Remember, once you posture, frame, and release the pressure, all you need to do is wait. 

What NOT To Do When Defending Triangles

How to escape a triangle choke?

Keep your head higher than your hips and posture up. With this initial position, you will have the strength to posture up and not only will triangles become harder to get, you’re also shutting down follow-ups at the same time…

How to get out of a triangle choke ?

Place the arm that is inside the triangle with the elbow on one of the opponent’s hips, and the wrist on the other, your forearm straight across their pelvis. This frame doesn’t require you to be grabbing their leg or making an angle – it is simply an L-shaped barrier.

There are some very common mistakes people make when defending the triangle. Here’s what not to do when you find yourself getting put in a triangle choke!

Going Forward

If you try to stack your opponent as you feel them heading for a triangle, you’ll actually put yourself in a lot more trouble. In driving forward, you’re breaking your own posture, bringing your head down and your butt up! If you might think that if you stack the bottom person, they can’t finish the triangle, you’re gravely mistaken. 

A sneaky triangle player will bait you to come further forward until you compromise your balance in addition to your broken posture.

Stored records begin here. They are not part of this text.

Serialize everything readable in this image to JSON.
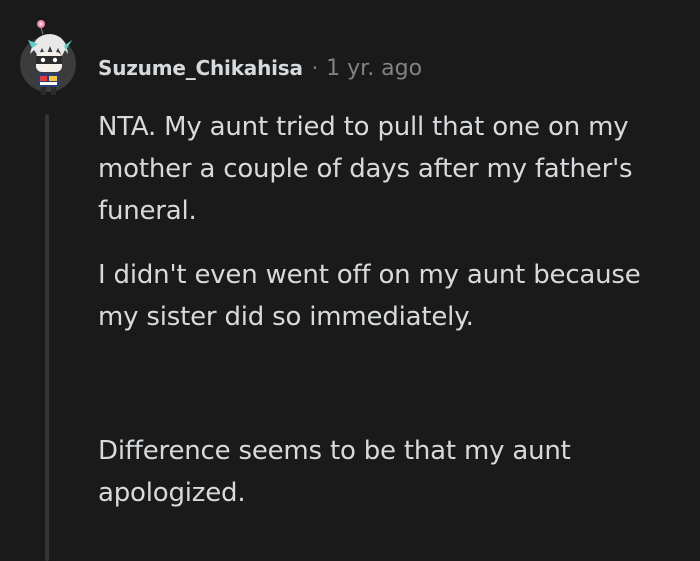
{
  "comment": {
    "author": "Suzume_Chikahisa",
    "separator": "·",
    "timestamp": "1 yr. ago",
    "paragraphs": [
      "NTA. My aunt tried to pull that one on my mother a couple of days after my father's funeral.",
      "I didn't even went off on my aunt because my sister did so immediately.",
      "Difference seems to be that my aunt apologized."
    ]
  },
  "colors": {
    "background": "#1a1a1b",
    "text": "#d7dadc",
    "muted": "#818384",
    "thread_line": "#343536"
  },
  "icons": {
    "avatar": "user-avatar-icon"
  }
}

They will then tilt you over your head, ending up with a mounted triangle. As they get on top, they’ll wrap up a tight triangle, and now they have gravity on their side. Good luck getting out of that one. 

Trying to Pin the Choking Leg

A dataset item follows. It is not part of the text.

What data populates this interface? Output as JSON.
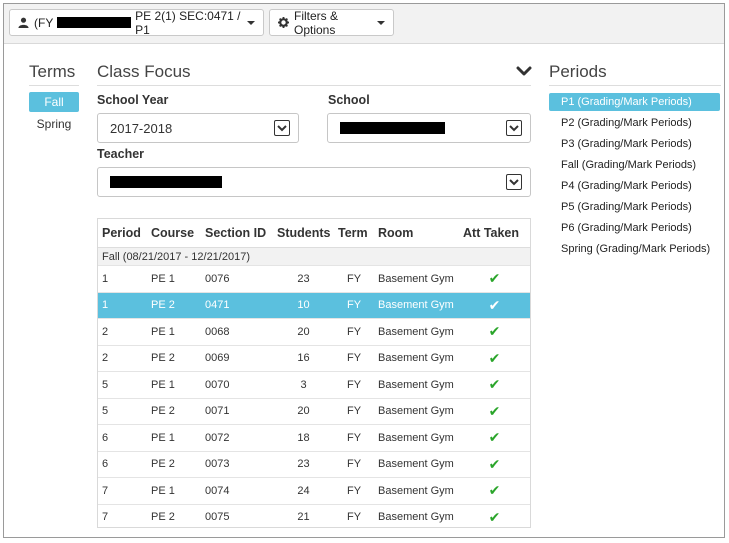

I see this one often as well. A person aware that a triangle is coming will try to put the thigh of the leg that presses directly upon their neck on the ground. This does change the angle for a triangle choke, but it won’t make you safe from one. 

One thing this maneuver does is prevent your shoulder from retracting as described above. Moreover, it actually places the bottom person in a position to finish a side triangle choke – a variation that is somewhat more painful than the front triangle choke. 

Grabbing Their Leg

This is the worst action to take when you’re looking to do triangle escapes. Grabbing the thigh of the leg that is directly placed on your neck means that you’re leaving the arm that is on the inside of a triangle exposed. 

The first thing an opponent can do from there is the transition to an armbar, without ever having to bother closing an actual triangle choke.  Moreover, they can go back to the triangle any time they want. Or even do a double triangle-armbar submission. 

The Concept of Defensive Awareness  

The reason I mentioned the things you shouldn’t do is to introduce the concept of defensive awareness. When you’re looking to do triangle escapes, in particular, you need to be aware of the things I mentioned earlier – the fact that a triangle choke utilizes your shoulder and the angle from which the choke is the strongest.

By denying a person these, you’ll throw them off their game, and make them think why they can’t even get to the triangle position. 

Defensive awareness is the ability to detect and mitigate threats before you are in real danger. For example, anytime a bottom person tries to place one of your arms in between the legs, you can expect a triangle to come next. Now that you’re aware of the risk, you can even let them attempt, as long as you have all your early triangle escapes ready to go. 

The concept of defensive awareness applies across the board. With any movement you do, you should have an idea where you will end up, and where your opponent will end up. This will spare you the indignity of being caught in quick submission and will annoy those trying to submit you. 

Remember to Be on Time!

If there is one thing to remember about early triangle escapes, it is that they need to actually happen early. That means not allowing the person to close the triangle configuration around your neck.  

Using this ladder-system of defense (posture, frame, pressure release) will guarantee that you’ll make the bottom person give up on their triangle by making it completely ineffective. Just remember that the first few times you try this, it may fail – probably because you’ll misjudge the timing. Stick with it, and soon you’ll be able to defend against most triangles!